#### Work item
In the entries below, find each line with the string "Select" and copy it.
======== Records to process
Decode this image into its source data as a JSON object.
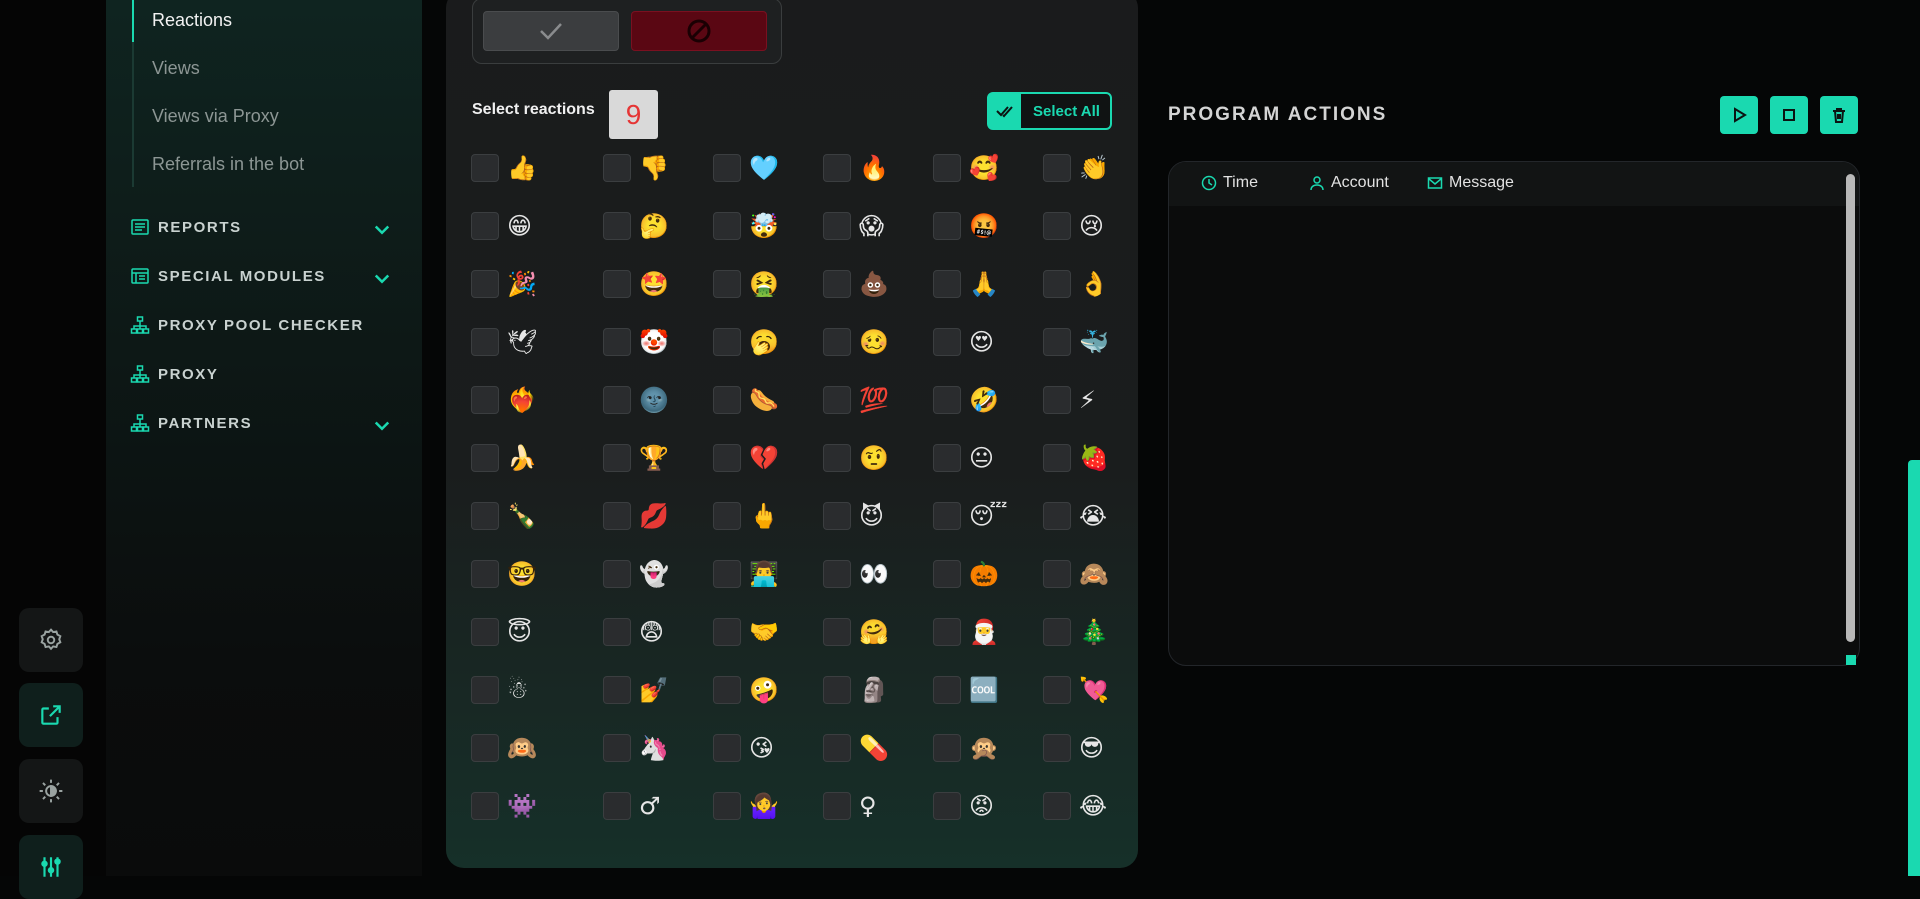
{
  "sidebar": {
    "sub_items": [
      "Reactions",
      "Views",
      "Views via Proxy",
      "Referrals in the bot"
    ],
    "nav": [
      {
        "label": "REPORTS",
        "icon": "report-icon",
        "has_chevron": true
      },
      {
        "label": "SPECIAL MODULES",
        "icon": "modules-icon",
        "has_chevron": true
      },
      {
        "label": "PROXY POOL CHECKER",
        "icon": "network-icon",
        "has_chevron": false
      },
      {
        "label": "PROXY",
        "icon": "network-icon",
        "has_chevron": false
      },
      {
        "label": "PARTNERS",
        "icon": "network-icon",
        "has_chevron": true
      }
    ]
  },
  "rail": {
    "buttons": [
      "settings-icon",
      "external-link-icon",
      "theme-toggle-icon",
      "sliders-icon"
    ]
  },
  "reactions": {
    "select_label": "Select reactions",
    "count": "9",
    "select_all_label": "Select All",
    "rows": [
      [
        "👍",
        "👎",
        "🩵",
        "🔥",
        "🥰",
        "👏"
      ],
      [
        "😁",
        "🤔",
        "🤯",
        "😱",
        "🤬",
        "😢"
      ],
      [
        "🎉",
        "🤩",
        "🤮",
        "💩",
        "🙏",
        "👌"
      ],
      [
        "🕊",
        "🤡",
        "🥱",
        "🥴",
        "😍",
        "🐳"
      ],
      [
        "❤️‍🔥",
        "🌚",
        "🌭",
        "💯",
        "🤣",
        "⚡"
      ],
      [
        "🍌",
        "🏆",
        "💔",
        "🤨",
        "😐",
        "🍓"
      ],
      [
        "🍾",
        "💋",
        "🖕",
        "😈",
        "😴",
        "😭"
      ],
      [
        "🤓",
        "👻",
        "👨‍💻",
        "👀",
        "🎃",
        "🙈"
      ],
      [
        "😇",
        "😨",
        "🤝",
        "🤗",
        "🎅",
        "🎄"
      ],
      [
        "☃",
        "💅",
        "🤪",
        "🗿",
        "🆒",
        "💘"
      ],
      [
        "🙉",
        "🦄",
        "😘",
        "💊",
        "🙊",
        "😎"
      ],
      [
        "👾",
        "♂",
        "🤷‍♀️",
        "♀",
        "😡",
        "😂"
      ]
    ]
  },
  "program_actions": {
    "title": "PROGRAM ACTIONS",
    "columns": [
      {
        "label": "Time",
        "icon": "clock-icon"
      },
      {
        "label": "Account",
        "icon": "user-icon"
      },
      {
        "label": "Message",
        "icon": "mail-icon"
      }
    ]
  },
  "colors": {
    "accent": "#1ad9b0",
    "danger": "#5a0713",
    "count_text": "#e53535"
  }
}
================
#### Exercise solution
    "select_label": "Select reactions",
    "select_all_label": "Select All",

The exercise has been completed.